While a broader investigation of men's and women's differing responses to the suburbs would have been welcome, Whelan is always attentive to the tremendous differences among suburban spaces themselves. To this end, she generally tries to explain the predominant class constituency of any suburb mentioned in her quoted passages, in addition to its location and whether it was on the way up or down at the time of writing. At the back is an appendix, with the location of major stories fixed on a map of the city. This is likely to make the book useful not only for specialists in the field but also for students working on the urbanization of Victorian London.

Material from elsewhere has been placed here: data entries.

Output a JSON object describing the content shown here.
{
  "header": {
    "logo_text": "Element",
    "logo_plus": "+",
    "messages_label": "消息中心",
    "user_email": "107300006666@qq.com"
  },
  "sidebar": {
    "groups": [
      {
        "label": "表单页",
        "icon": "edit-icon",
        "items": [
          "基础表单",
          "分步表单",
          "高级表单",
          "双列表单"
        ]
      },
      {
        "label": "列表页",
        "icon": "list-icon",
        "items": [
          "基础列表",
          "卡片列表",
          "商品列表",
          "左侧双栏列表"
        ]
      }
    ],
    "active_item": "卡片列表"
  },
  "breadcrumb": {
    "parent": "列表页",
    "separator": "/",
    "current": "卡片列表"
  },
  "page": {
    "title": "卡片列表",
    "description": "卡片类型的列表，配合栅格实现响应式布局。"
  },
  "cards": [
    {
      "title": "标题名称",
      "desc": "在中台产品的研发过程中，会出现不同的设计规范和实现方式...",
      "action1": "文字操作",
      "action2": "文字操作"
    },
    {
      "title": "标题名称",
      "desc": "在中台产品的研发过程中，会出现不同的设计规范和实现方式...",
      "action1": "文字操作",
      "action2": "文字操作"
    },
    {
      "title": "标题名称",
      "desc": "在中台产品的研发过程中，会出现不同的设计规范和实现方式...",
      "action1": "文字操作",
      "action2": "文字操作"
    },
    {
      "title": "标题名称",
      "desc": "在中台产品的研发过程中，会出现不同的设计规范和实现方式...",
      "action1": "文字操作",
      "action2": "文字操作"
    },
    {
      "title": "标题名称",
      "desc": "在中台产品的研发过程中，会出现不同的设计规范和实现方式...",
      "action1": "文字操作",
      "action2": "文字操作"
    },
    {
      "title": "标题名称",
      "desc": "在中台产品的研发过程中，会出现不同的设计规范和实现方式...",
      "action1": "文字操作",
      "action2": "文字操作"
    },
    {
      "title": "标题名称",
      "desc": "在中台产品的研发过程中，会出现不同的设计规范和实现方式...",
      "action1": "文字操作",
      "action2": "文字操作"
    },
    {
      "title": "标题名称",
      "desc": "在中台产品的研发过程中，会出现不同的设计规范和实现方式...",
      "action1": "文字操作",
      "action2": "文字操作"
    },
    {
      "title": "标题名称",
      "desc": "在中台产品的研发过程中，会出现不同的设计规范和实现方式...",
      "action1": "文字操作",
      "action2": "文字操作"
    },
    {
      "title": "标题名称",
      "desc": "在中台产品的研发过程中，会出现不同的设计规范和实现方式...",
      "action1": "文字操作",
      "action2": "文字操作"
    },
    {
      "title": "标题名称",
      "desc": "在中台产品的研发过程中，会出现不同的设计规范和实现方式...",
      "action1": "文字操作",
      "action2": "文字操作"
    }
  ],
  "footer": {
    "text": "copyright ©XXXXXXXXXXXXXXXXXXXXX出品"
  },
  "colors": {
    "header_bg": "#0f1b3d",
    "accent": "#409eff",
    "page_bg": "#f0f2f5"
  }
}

Moreover, the book is not overly technical; Whelan's prose is accessible, and she has a habit of outlining the next phase of her argument in crystal clear terms. Thus while there are some oversights in the book, these are largely outweighed by the energy of its writing, its clear construction, and the fascinating array of documents Whelan employs. For a long time investigations of the centers were fixed at the heart of critical interest in nineteenth-century urban development; this book is another welcome sign that the suburban is coming into its own.
Whelan, Laura. Class, Culture and Suburban Anxienties in the Victorian Era. Routledge, Taylor and Francis, 2009. 176 pp.
Last modified 21 June 2014